Lawmakers to question DHS head following audits

The Tennessee Capitol is shown in Nashville. Gov. Bill Haslam's administration says 700 workers have accepted buyouts in what the administration says is an attempt to right-size state government. The Tennessee State Employees Association says it fears the move will lead to reduced services for state residents.

NASHVILLE (AP) - The head of the state Department of Human Services is expected to be questioned about her agency's oversight of a nearly $80 million federal food program.

State lawmakers have asked DHS Commissioner Raquel Hatter to come before a Senate oversight subcommittee Tuesday following an audit that raises questions about how $11.5 was spent in a program that provides food to disadvantaged children and disabled adults.

Audits and investigations by the state comptroller's office have uncovered theft and fraud into the Child and Adult Care Food Program and the Summer Food Service Program and have blamed at least some of the problems on a lack of oversight into the programs.

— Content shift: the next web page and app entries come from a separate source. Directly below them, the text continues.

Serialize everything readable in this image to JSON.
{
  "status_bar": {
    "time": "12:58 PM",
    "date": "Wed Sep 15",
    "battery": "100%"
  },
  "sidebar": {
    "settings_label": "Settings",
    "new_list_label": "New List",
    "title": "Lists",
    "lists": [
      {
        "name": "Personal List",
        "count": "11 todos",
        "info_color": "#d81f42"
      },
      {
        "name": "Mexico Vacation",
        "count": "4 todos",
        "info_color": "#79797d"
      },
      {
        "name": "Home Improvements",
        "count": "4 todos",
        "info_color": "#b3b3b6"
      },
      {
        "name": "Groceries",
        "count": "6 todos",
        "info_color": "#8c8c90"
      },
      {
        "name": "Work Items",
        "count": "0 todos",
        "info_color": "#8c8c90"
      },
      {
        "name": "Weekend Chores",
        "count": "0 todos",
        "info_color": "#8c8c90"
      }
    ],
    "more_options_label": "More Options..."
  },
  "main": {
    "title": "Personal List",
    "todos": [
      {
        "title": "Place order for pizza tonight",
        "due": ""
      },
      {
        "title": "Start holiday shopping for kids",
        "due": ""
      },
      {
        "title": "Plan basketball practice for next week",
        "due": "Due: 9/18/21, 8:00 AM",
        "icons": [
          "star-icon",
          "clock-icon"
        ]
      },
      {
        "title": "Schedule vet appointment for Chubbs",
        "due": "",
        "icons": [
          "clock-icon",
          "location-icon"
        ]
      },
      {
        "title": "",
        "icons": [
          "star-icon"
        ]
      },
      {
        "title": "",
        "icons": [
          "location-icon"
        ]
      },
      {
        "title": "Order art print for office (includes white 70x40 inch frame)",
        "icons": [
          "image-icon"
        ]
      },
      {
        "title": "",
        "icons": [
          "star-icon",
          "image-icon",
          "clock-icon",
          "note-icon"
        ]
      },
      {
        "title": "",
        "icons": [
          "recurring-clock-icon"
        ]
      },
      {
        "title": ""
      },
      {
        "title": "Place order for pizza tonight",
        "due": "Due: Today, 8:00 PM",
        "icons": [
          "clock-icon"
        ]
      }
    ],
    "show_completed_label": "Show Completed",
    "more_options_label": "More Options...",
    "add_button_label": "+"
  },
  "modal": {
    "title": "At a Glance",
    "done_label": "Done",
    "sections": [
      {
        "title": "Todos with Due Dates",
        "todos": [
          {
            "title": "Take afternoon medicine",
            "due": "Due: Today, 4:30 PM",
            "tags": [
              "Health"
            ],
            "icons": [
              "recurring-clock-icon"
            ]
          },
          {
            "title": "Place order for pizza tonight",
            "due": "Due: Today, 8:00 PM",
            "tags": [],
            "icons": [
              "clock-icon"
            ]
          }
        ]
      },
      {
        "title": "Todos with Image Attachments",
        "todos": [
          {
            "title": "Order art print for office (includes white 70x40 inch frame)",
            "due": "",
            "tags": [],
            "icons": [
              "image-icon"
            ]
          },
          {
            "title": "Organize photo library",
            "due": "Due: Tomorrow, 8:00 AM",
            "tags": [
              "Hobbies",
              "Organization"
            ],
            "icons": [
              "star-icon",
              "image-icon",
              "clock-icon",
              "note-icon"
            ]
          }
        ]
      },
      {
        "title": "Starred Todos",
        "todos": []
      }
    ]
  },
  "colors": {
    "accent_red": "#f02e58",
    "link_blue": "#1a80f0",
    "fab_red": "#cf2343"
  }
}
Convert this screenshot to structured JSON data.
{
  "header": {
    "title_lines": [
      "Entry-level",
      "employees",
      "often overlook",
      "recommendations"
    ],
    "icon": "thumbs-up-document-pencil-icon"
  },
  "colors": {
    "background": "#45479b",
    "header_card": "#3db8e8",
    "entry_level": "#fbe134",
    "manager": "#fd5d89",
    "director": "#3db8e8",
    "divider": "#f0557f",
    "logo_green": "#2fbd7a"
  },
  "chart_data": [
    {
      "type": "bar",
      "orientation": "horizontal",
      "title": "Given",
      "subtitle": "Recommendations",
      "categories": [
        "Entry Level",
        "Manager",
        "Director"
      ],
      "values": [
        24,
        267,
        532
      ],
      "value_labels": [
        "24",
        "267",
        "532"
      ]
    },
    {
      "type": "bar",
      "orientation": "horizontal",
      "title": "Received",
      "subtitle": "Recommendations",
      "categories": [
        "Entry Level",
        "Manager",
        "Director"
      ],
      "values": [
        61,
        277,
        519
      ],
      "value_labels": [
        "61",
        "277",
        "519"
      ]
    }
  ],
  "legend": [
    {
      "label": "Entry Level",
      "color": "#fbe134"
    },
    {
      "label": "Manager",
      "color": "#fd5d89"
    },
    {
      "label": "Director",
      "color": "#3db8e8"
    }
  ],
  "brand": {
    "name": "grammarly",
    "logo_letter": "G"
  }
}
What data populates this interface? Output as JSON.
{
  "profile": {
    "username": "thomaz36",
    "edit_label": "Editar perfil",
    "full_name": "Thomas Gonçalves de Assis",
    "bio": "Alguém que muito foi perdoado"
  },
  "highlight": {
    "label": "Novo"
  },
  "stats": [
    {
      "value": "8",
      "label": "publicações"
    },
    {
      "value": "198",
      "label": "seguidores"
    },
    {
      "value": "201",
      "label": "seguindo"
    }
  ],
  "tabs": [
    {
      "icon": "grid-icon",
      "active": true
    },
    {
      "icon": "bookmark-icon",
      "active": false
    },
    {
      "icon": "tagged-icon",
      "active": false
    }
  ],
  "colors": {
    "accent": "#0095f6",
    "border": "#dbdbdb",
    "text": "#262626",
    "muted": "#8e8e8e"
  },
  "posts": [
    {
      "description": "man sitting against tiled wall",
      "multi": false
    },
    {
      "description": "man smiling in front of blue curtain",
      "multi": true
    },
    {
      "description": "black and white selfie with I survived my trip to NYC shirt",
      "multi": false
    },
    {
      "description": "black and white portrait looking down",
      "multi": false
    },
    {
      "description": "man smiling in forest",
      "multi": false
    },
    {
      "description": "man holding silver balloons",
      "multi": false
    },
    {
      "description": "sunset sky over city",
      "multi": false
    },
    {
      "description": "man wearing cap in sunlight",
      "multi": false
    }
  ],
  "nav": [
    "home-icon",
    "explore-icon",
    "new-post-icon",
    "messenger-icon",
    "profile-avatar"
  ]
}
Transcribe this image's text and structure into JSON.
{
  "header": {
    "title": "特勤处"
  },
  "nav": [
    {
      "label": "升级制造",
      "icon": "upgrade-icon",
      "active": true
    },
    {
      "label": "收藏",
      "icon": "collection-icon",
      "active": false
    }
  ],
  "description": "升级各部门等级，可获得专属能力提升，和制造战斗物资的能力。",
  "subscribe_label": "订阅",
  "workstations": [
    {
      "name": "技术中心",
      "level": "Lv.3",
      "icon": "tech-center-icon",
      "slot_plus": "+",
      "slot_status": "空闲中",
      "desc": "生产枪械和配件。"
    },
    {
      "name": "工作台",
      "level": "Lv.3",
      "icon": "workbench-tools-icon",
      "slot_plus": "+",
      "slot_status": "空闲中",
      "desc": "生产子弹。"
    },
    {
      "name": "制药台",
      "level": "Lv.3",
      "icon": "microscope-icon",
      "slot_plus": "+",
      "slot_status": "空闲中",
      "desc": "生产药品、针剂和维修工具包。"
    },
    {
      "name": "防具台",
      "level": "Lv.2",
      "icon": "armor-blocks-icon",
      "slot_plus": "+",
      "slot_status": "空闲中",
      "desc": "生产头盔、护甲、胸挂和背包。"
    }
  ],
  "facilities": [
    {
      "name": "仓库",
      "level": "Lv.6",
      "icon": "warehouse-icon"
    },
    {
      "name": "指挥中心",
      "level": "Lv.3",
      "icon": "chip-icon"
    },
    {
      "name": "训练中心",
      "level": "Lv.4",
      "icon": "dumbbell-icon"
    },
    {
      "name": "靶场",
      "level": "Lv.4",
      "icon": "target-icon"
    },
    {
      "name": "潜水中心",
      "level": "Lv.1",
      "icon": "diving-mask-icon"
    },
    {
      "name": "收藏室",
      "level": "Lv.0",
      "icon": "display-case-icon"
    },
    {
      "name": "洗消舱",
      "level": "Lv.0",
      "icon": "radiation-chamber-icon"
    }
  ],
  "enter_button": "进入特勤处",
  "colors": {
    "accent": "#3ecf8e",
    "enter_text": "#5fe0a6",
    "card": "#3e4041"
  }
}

Under the programs, the state contracts with organizations to use the federal money to feed the needy.